"Both sides need to acknowledge and take ownership of their actions and injustices that they have brought on their people," said NDP MP Rathika Sitsabaiesan.

The NDP is petitioning the government to urge the UN to set up an independent, international and impartial mechanism to ensure truth, accountability and justice in Sri Lanka, NDP MP Wayne Marston said.

Thousands of people were killed in the final 2009 fight between the two sides, said Alex Neve, the head of Amnesty International in Canada.

"Justice must be real," he said. "Widespread abuses, including war crimes and crimes against humanity, were almost certainly committed by both sides."

Sri Lanka has set up a lessons learned commission, but it falls short of what's needed, Neve said, with the government denying any responsibility for its part in the conflict.

There's been no justice for previous human rights abuses, he added.

"There's never been a price to pay. And thus when the political situation deteriorates or things go off the rails in any way, why wouldn't all parties to the conflict revert to past patterns of abuse?"

In 2006, Canada added the Tamil Tigers to an official list of terrorist groups, making it illegal to fundraise for them.

A spokesman for Foreign Affairs Minister John Baird said the government is deeply concerned about the situation in Sri Lanka, and that Canada expects the work of Sri Lanka's reconciliation commission to continue.

"It's about time the NDP starts paying closer attention to this issue; we have been active on it for years," Chris Day said in an email.

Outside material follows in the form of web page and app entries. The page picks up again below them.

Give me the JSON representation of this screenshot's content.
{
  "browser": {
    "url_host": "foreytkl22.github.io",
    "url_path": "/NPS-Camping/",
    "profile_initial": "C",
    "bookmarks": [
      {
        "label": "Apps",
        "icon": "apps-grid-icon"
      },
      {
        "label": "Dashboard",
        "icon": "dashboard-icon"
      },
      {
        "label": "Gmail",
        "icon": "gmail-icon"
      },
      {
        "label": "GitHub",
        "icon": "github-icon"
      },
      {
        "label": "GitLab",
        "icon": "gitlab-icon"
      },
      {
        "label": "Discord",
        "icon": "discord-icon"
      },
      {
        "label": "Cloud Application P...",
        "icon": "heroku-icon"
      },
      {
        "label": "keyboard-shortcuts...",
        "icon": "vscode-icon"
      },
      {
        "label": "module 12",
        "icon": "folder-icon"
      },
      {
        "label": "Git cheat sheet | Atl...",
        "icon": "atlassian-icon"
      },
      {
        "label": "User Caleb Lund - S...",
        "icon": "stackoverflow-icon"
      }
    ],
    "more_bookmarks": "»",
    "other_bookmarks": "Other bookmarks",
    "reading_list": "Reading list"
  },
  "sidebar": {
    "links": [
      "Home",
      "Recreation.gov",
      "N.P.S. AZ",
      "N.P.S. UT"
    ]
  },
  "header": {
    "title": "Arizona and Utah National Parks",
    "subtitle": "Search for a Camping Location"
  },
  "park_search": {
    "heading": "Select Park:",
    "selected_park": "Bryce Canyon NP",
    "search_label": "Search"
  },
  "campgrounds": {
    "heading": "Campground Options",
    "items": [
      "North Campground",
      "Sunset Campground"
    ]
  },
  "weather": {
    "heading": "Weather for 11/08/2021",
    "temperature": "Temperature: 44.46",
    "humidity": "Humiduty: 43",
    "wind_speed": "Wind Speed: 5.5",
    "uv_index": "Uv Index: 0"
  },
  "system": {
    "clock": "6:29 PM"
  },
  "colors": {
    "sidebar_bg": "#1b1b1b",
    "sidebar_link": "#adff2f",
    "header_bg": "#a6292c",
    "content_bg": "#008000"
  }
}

"We support calls for an independent investigation, as recommended by the UN Secretary General's Panel of Experts on Accountability in Sri Lanka."